Happy new year, makers and fakers!
I love old dressmaking books. I have so many now that new additions to my shelf of editions don’t often bring much illumination – you can only describe inserting zippers in so many ways – but they remain irresistable. And not so easy to find in op shops.
On 2 January, trawling Frankston Savers with another sewing chum, I was delighted to spot a new one. And two copies of it so we didn’t even have to squabble over who got it. It’s the 1969 imprint of the 1964 McCall’s Sewing in Colour, a tome described in its flyleaf as “the complete sewing book”.

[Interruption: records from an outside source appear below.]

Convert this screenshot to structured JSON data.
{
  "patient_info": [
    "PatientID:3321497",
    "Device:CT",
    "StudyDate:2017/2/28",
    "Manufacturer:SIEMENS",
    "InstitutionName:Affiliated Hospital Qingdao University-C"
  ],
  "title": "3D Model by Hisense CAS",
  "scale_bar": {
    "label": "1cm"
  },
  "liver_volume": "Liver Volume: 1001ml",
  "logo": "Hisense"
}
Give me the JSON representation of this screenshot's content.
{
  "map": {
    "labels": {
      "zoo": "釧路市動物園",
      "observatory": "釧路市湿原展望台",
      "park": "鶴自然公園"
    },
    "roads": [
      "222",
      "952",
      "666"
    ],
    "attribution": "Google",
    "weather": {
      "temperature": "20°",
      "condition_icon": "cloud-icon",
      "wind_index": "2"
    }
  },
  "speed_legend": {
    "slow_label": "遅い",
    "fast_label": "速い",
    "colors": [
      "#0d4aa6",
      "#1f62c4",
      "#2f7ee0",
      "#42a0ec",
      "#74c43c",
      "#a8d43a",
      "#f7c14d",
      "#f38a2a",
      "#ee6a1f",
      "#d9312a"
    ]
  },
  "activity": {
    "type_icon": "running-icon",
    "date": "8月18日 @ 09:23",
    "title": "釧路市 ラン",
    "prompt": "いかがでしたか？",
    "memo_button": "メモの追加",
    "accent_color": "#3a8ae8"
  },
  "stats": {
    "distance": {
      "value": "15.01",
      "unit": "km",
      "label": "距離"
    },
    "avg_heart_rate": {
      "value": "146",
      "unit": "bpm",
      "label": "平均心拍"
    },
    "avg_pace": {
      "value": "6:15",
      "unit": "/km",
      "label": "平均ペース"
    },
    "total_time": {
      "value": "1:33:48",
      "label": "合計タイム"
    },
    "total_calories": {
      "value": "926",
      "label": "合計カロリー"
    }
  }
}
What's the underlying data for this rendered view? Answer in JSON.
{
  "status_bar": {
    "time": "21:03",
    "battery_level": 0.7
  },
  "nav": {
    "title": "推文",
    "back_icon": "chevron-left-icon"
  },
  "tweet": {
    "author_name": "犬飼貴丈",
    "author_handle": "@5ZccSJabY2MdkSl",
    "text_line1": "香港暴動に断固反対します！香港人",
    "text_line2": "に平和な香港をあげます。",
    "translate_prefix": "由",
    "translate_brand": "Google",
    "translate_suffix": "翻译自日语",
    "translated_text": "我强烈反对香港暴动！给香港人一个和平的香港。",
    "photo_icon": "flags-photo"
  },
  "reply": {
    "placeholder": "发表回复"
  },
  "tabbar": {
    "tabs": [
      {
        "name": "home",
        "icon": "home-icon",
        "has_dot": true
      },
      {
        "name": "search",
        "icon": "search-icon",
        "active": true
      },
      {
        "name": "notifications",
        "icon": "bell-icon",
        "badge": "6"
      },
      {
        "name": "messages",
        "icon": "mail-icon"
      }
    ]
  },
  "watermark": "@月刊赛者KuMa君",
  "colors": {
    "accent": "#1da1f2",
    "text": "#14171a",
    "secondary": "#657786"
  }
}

My copy once belonged to Robyn Thompson in 2A. I expect it was her Home Ec textbook in the early 70s. I wonder if she sewed for fun or for necessity. Perhaps she made herself the clothes her mum wouldn’t, or couldn’t buy for her.
The lists of fabrics at the start of the book include the exciting, futuristic proprietary names I see every now and then on clothing labels of the era – Acrilan, Orlon, Vincel, Terylene, Zephran – and I hope that Robyn wasn’t seduced by their sticky fibres.
There is a fabulous page of stills from a McCall’s film (and how I would love to track it down!) showing How A Pattern Is Created.
I also picked up four metres of a quite lovely old polished cotton stamped Federated Fashion Fabrics in the selvedge.
Before I can start cranking out some seamstressin’, my poor old Bernina needs some service lovin’. The top and bottom threads look like they are having a prolonged argument. I hope my favourite sewing machine fixer-upper can get them playing nicely again.